Neither the man's name nor his home nation can be published because of a court suppression order but officials in Wellington said they did not want the case "swept under the carpet".
"We're going to stay on the case, we're going to do everything that we possibly can to ensure that this person is held to account," Prime Minister John Key told reporters.
Police say the man, aged in his 30s, was arrested in the capital Wellington last month and charged with assault with intent to rape after he allegedly followed a 21-year-old woman home and attacked her.
He was also charged with burglary.
However, the prosecution had to be dropped when the diplomat's country refused to waive his right to immunity and whisked him home a day after he was charged.
Key said the country had given assurances that it was treating the case seriously and his government was closely monitoring developments to see if he was charged in his homeland, since no action could be taken in New Zealand.
"I don't know why they've taken that course of action but they have... it was the strong preference of the (New Zealand) government that the country would waive diplomatic immunity," he said.
"That's what we communicated to the relevant body here in New Zealand. The country chose not to do that and the person left the next day."
Under the Vienna Convention, diplomats cannot be arrested or detained in foreign countries.
Foreign Minister Murray McCully said diplomats still had an obligation to respect the law.
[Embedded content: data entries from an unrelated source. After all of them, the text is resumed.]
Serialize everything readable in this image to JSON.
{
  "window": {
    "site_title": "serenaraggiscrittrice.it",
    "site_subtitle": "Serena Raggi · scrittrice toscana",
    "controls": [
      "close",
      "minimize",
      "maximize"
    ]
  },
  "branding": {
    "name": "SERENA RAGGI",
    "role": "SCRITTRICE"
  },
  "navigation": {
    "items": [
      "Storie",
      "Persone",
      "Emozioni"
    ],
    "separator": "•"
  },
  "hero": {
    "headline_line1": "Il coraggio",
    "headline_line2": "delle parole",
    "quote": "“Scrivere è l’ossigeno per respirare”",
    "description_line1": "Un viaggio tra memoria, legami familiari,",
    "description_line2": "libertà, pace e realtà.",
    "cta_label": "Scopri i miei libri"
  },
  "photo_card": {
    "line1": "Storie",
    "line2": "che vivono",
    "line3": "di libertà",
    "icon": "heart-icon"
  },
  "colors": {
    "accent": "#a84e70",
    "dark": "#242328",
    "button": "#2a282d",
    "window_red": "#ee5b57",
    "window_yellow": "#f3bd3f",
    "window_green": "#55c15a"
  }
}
He called in the alleged predator's head of mission to convey New Zealand's interest in how it responded to the "very serious crime".
"We have seen nothing to suggest the matter is being swept under the carpet," he said.
"The ministry is monitoring this investigation closely and will continue to watch developments and consider what further steps are required."